YOUR GOAL: Return the entries verbatim and drop every picture.

SOURCE MATERIAL:
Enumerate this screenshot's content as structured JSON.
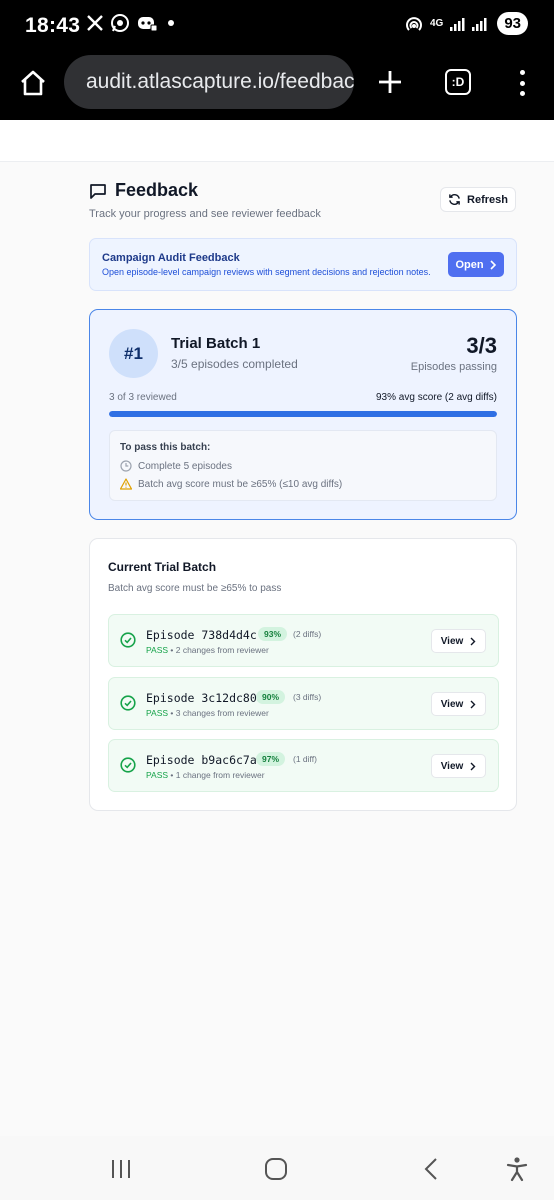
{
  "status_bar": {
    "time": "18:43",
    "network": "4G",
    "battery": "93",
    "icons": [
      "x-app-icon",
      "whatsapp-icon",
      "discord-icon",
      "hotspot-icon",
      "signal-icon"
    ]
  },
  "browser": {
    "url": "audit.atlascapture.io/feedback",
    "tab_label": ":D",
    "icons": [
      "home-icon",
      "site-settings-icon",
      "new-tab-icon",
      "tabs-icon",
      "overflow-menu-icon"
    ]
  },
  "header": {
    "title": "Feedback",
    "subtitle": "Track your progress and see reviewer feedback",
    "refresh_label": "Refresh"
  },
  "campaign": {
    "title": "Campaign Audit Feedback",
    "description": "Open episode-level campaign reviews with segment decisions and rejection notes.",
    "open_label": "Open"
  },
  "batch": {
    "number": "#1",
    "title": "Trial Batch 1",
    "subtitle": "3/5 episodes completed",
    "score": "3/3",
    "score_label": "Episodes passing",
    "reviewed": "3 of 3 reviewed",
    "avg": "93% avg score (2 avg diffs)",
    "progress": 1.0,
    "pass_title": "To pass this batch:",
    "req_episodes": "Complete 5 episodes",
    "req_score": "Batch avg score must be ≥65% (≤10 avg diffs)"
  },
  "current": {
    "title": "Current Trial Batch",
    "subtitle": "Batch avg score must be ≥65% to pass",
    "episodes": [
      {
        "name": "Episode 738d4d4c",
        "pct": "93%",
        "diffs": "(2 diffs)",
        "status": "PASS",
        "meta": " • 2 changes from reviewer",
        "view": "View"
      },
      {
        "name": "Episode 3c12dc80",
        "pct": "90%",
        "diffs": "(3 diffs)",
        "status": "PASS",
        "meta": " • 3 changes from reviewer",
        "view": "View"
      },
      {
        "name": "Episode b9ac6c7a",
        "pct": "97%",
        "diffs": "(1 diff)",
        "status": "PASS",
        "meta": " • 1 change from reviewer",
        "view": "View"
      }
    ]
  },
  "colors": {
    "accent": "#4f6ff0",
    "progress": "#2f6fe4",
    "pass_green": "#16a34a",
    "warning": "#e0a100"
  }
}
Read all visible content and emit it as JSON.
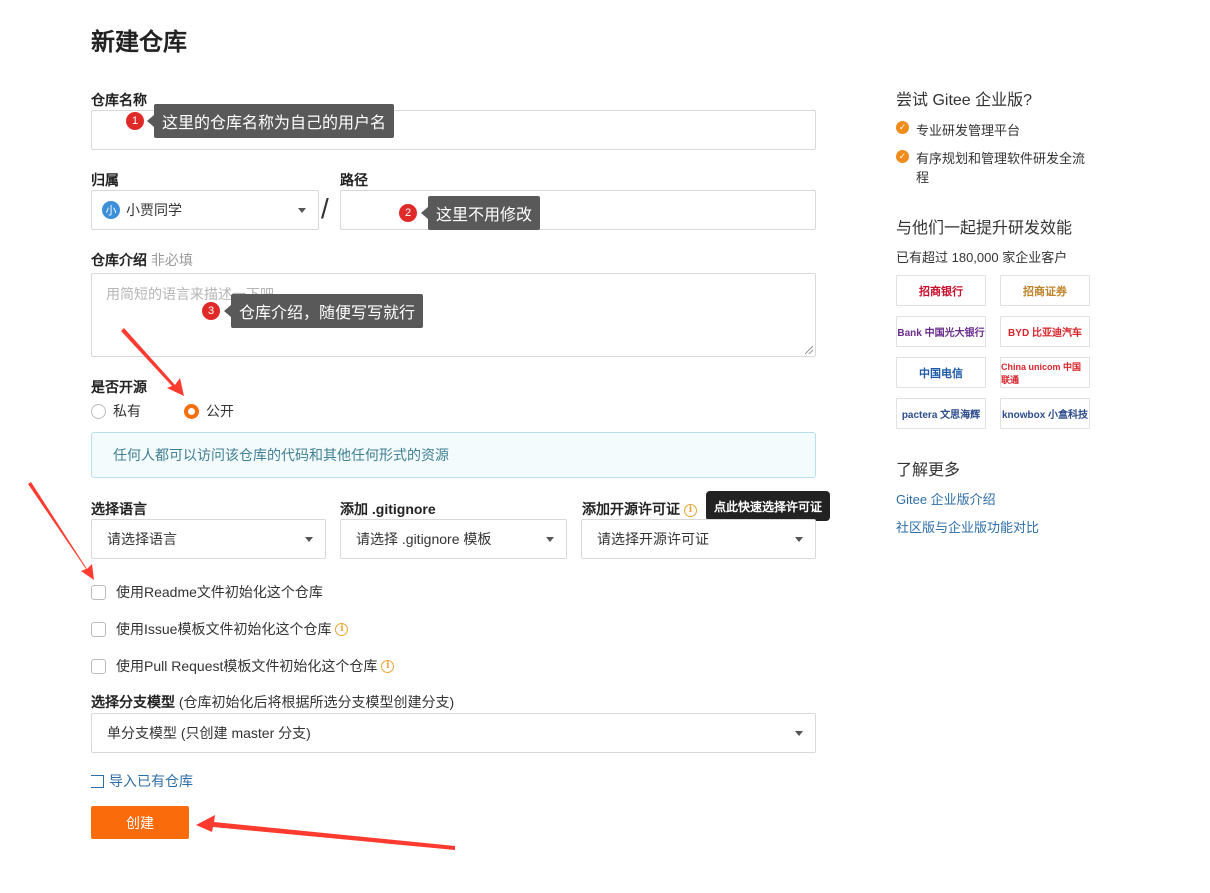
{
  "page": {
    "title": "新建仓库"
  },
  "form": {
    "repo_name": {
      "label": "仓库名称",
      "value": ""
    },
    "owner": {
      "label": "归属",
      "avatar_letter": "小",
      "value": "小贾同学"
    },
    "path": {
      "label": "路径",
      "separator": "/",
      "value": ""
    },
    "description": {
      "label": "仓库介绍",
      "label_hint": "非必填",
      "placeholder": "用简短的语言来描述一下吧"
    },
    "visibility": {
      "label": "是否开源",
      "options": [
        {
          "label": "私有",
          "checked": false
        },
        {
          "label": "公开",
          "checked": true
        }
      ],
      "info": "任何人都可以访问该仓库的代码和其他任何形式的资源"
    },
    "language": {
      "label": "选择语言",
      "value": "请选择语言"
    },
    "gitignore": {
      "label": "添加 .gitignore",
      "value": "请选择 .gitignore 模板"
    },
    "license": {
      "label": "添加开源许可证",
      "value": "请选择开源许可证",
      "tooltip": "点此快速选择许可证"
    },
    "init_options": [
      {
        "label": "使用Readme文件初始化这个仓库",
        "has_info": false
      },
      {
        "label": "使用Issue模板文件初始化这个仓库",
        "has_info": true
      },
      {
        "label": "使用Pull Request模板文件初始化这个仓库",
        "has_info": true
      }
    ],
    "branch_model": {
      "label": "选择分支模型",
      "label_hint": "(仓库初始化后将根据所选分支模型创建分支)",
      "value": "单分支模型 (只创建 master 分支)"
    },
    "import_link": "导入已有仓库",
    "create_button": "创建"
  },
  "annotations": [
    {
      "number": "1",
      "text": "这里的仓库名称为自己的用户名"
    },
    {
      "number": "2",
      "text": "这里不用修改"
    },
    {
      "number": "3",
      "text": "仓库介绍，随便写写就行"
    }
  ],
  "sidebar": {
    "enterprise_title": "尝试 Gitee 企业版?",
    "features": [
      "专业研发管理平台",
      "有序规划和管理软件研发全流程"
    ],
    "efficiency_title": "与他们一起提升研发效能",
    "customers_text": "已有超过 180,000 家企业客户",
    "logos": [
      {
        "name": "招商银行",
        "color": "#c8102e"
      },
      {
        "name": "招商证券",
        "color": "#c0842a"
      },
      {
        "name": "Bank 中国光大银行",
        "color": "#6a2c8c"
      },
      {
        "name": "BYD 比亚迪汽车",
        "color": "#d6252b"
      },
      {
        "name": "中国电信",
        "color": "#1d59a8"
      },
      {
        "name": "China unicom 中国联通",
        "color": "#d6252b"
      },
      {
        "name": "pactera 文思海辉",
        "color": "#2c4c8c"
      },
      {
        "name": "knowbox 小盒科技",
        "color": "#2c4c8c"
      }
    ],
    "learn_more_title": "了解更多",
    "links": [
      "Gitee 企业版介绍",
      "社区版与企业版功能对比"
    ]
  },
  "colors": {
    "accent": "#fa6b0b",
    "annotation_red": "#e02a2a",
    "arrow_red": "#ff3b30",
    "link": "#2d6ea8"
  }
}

ANSWER TO THIS PROBLEM:
Enumerate this screenshot's content as structured JSON.
{
  "status_bar": {
    "time": "18:43",
    "network": "4G",
    "battery": "93",
    "icons": [
      "x-app-icon",
      "whatsapp-icon",
      "discord-icon",
      "hotspot-icon",
      "signal-icon"
    ]
  },
  "browser": {
    "url": "audit.atlascapture.io/feedback",
    "tab_label": ":D",
    "icons": [
      "home-icon",
      "site-settings-icon",
      "new-tab-icon",
      "tabs-icon",
      "overflow-menu-icon"
    ]
  },
  "header": {
    "title": "Feedback",
    "subtitle": "Track your progress and see reviewer feedback",
    "refresh_label": "Refresh"
  },
  "campaign": {
    "title": "Campaign Audit Feedback",
    "description": "Open episode-level campaign reviews with segment decisions and rejection notes.",
    "open_label": "Open"
  },
  "batch": {
    "number": "#1",
    "title": "Trial Batch 1",
    "subtitle": "3/5 episodes completed",
    "score": "3/3",
    "score_label": "Episodes passing",
    "reviewed": "3 of 3 reviewed",
    "avg": "93% avg score (2 avg diffs)",
    "progress": 1.0,
    "pass_title": "To pass this batch:",
    "req_episodes": "Complete 5 episodes",
    "req_score": "Batch avg score must be ≥65% (≤10 avg diffs)"
  },
  "current": {
    "title": "Current Trial Batch",
    "subtitle": "Batch avg score must be ≥65% to pass",
    "episodes": [
      {
        "name": "Episode 738d4d4c",
        "pct": "93%",
        "diffs": "(2 diffs)",
        "status": "PASS",
        "meta": " • 2 changes from reviewer",
        "view": "View"
      },
      {
        "name": "Episode 3c12dc80",
        "pct": "90%",
        "diffs": "(3 diffs)",
        "status": "PASS",
        "meta": " • 3 changes from reviewer",
        "view": "View"
      },
      {
        "name": "Episode b9ac6c7a",
        "pct": "97%",
        "diffs": "(1 diff)",
        "status": "PASS",
        "meta": " • 1 change from reviewer",
        "view": "View"
      }
    ]
  },
  "colors": {
    "accent": "#4f6ff0",
    "progress": "#2f6fe4",
    "pass_green": "#16a34a",
    "warning": "#e0a100"
  }
}
Read all visible content and emit it as JSON.
{
  "page": {
    "title": "新建仓库"
  },
  "form": {
    "repo_name": {
      "label": "仓库名称",
      "value": ""
    },
    "owner": {
      "label": "归属",
      "avatar_letter": "小",
      "value": "小贾同学"
    },
    "path": {
      "label": "路径",
      "separator": "/",
      "value": ""
    },
    "description": {
      "label": "仓库介绍",
      "label_hint": "非必填",
      "placeholder": "用简短的语言来描述一下吧"
    },
    "visibility": {
      "label": "是否开源",
      "options": [
        {
          "label": "私有",
          "checked": false
        },
        {
          "label": "公开",
          "checked": true
        }
      ],
      "info": "任何人都可以访问该仓库的代码和其他任何形式的资源"
    },
    "language": {
      "label": "选择语言",
      "value": "请选择语言"
    },
    "gitignore": {
      "label": "添加 .gitignore",
      "value": "请选择 .gitignore 模板"
    },
    "license": {
      "label": "添加开源许可证",
      "value": "请选择开源许可证",
      "tooltip": "点此快速选择许可证"
    },
    "init_options": [
      {
        "label": "使用Readme文件初始化这个仓库",
        "has_info": false
      },
      {
        "label": "使用Issue模板文件初始化这个仓库",
        "has_info": true
      },
      {
        "label": "使用Pull Request模板文件初始化这个仓库",
        "has_info": true
      }
    ],
    "branch_model": {
      "label": "选择分支模型",
      "label_hint": "(仓库初始化后将根据所选分支模型创建分支)",
      "value": "单分支模型 (只创建 master 分支)"
    },
    "import_link": "导入已有仓库",
    "create_button": "创建"
  },
  "annotations": [
    {
      "number": "1",
      "text": "这里的仓库名称为自己的用户名"
    },
    {
      "number": "2",
      "text": "这里不用修改"
    },
    {
      "number": "3",
      "text": "仓库介绍，随便写写就行"
    }
  ],
  "sidebar": {
    "enterprise_title": "尝试 Gitee 企业版?",
    "features": [
      "专业研发管理平台",
      "有序规划和管理软件研发全流程"
    ],
    "efficiency_title": "与他们一起提升研发效能",
    "customers_text": "已有超过 180,000 家企业客户",
    "logos": [
      {
        "name": "招商银行",
        "color": "#c8102e"
      },
      {
        "name": "招商证券",
        "color": "#c0842a"
      },
      {
        "name": "Bank 中国光大银行",
        "color": "#6a2c8c"
      },
      {
        "name": "BYD 比亚迪汽车",
        "color": "#d6252b"
      },
      {
        "name": "中国电信",
        "color": "#1d59a8"
      },
      {
        "name": "China unicom 中国联通",
        "color": "#d6252b"
      },
      {
        "name": "pactera 文思海辉",
        "color": "#2c4c8c"
      },
      {
        "name": "knowbox 小盒科技",
        "color": "#2c4c8c"
      }
    ],
    "learn_more_title": "了解更多",
    "links": [
      "Gitee 企业版介绍",
      "社区版与企业版功能对比"
    ]
  },
  "colors": {
    "accent": "#fa6b0b",
    "annotation_red": "#e02a2a",
    "arrow_red": "#ff3b30",
    "link": "#2d6ea8"
  }
}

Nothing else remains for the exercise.